Start of Data extracts

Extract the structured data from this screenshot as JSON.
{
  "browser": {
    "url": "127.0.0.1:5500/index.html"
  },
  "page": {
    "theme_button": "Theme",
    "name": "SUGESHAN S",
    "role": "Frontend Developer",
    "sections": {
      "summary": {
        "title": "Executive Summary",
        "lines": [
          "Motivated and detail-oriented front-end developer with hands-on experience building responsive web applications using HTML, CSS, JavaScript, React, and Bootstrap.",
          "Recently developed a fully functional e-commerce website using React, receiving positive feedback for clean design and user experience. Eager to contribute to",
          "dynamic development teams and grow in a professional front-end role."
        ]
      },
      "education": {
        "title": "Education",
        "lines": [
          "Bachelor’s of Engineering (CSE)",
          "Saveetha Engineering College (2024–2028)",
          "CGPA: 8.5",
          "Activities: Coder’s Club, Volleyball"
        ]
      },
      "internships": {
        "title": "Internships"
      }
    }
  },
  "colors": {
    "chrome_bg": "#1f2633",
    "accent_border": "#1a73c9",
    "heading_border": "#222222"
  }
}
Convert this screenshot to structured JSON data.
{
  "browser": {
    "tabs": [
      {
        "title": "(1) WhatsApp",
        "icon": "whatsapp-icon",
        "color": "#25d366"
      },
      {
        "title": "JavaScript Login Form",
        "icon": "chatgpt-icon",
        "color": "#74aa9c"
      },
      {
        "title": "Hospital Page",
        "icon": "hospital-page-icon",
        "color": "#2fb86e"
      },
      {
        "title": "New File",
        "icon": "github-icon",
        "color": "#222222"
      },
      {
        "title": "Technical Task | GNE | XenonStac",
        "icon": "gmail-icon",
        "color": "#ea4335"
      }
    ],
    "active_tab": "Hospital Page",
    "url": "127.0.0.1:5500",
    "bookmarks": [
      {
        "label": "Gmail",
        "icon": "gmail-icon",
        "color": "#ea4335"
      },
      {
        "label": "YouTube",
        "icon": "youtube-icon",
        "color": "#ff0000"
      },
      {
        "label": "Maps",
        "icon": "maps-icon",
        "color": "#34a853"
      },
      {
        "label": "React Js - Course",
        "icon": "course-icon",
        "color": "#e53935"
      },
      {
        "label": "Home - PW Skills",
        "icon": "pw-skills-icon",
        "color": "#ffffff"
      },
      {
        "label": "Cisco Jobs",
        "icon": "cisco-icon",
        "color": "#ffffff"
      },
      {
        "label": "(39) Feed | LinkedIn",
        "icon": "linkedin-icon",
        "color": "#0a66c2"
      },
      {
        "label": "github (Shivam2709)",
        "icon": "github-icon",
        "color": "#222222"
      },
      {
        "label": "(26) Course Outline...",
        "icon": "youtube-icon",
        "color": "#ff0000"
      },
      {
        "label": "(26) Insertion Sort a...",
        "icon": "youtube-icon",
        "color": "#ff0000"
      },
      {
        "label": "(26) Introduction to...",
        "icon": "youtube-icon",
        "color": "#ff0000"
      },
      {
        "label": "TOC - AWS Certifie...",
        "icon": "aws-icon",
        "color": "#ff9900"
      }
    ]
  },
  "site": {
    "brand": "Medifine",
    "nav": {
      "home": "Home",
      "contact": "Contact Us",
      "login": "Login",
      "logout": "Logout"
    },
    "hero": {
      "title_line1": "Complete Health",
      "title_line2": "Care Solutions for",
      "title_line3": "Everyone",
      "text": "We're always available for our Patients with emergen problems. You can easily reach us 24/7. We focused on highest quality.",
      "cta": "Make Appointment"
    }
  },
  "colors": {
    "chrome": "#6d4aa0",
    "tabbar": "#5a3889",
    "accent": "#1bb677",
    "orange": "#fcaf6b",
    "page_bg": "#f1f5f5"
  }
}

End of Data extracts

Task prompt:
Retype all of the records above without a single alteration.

Finished exercise:
Extract the structured data from this screenshot as JSON.
{
  "browser": {
    "url": "127.0.0.1:5500/index.html"
  },
  "page": {
    "theme_button": "Theme",
    "name": "SUGESHAN S",
    "role": "Frontend Developer",
    "sections": {
      "summary": {
        "title": "Executive Summary",
        "lines": [
          "Motivated and detail-oriented front-end developer with hands-on experience building responsive web applications using HTML, CSS, JavaScript, React, and Bootstrap.",
          "Recently developed a fully functional e-commerce website using React, receiving positive feedback for clean design and user experience. Eager to contribute to",
          "dynamic development teams and grow in a professional front-end role."
        ]
      },
      "education": {
        "title": "Education",
        "lines": [
          "Bachelor’s of Engineering (CSE)",
          "Saveetha Engineering College (2024–2028)",
          "CGPA: 8.5",
          "Activities: Coder’s Club, Volleyball"
        ]
      },
      "internships": {
        "title": "Internships"
      }
    }
  },
  "colors": {
    "chrome_bg": "#1f2633",
    "accent_border": "#1a73c9",
    "heading_border": "#222222"
  }
}
Convert this screenshot to structured JSON data.
{
  "browser": {
    "tabs": [
      {
        "title": "(1) WhatsApp",
        "icon": "whatsapp-icon",
        "color": "#25d366"
      },
      {
        "title": "JavaScript Login Form",
        "icon": "chatgpt-icon",
        "color": "#74aa9c"
      },
      {
        "title": "Hospital Page",
        "icon": "hospital-page-icon",
        "color": "#2fb86e"
      },
      {
        "title": "New File",
        "icon": "github-icon",
        "color": "#222222"
      },
      {
        "title": "Technical Task | GNE | XenonStac",
        "icon": "gmail-icon",
        "color": "#ea4335"
      }
    ],
    "active_tab": "Hospital Page",
    "url": "127.0.0.1:5500",
    "bookmarks": [
      {
        "label": "Gmail",
        "icon": "gmail-icon",
        "color": "#ea4335"
      },
      {
        "label": "YouTube",
        "icon": "youtube-icon",
        "color": "#ff0000"
      },
      {
        "label": "Maps",
        "icon": "maps-icon",
        "color": "#34a853"
      },
      {
        "label": "React Js - Course",
        "icon": "course-icon",
        "color": "#e53935"
      },
      {
        "label": "Home - PW Skills",
        "icon": "pw-skills-icon",
        "color": "#ffffff"
      },
      {
        "label": "Cisco Jobs",
        "icon": "cisco-icon",
        "color": "#ffffff"
      },
      {
        "label": "(39) Feed | LinkedIn",
        "icon": "linkedin-icon",
        "color": "#0a66c2"
      },
      {
        "label": "github (Shivam2709)",
        "icon": "github-icon",
        "color": "#222222"
      },
      {
        "label": "(26) Course Outline...",
        "icon": "youtube-icon",
        "color": "#ff0000"
      },
      {
        "label": "(26) Insertion Sort a...",
        "icon": "youtube-icon",
        "color": "#ff0000"
      },
      {
        "label": "(26) Introduction to...",
        "icon": "youtube-icon",
        "color": "#ff0000"
      },
      {
        "label": "TOC - AWS Certifie...",
        "icon": "aws-icon",
        "color": "#ff9900"
      }
    ]
  },
  "site": {
    "brand": "Medifine",
    "nav": {
      "home": "Home",
      "contact": "Contact Us",
      "login": "Login",
      "logout": "Logout"
    },
    "hero": {
      "title_line1": "Complete Health",
      "title_line2": "Care Solutions for",
      "title_line3": "Everyone",
      "text": "We're always available for our Patients with emergen problems. You can easily reach us 24/7. We focused on highest quality.",
      "cta": "Make Appointment"
    }
  },
  "colors": {
    "chrome": "#6d4aa0",
    "tabbar": "#5a3889",
    "accent": "#1bb677",
    "orange": "#fcaf6b",
    "page_bg": "#f1f5f5"
  }
}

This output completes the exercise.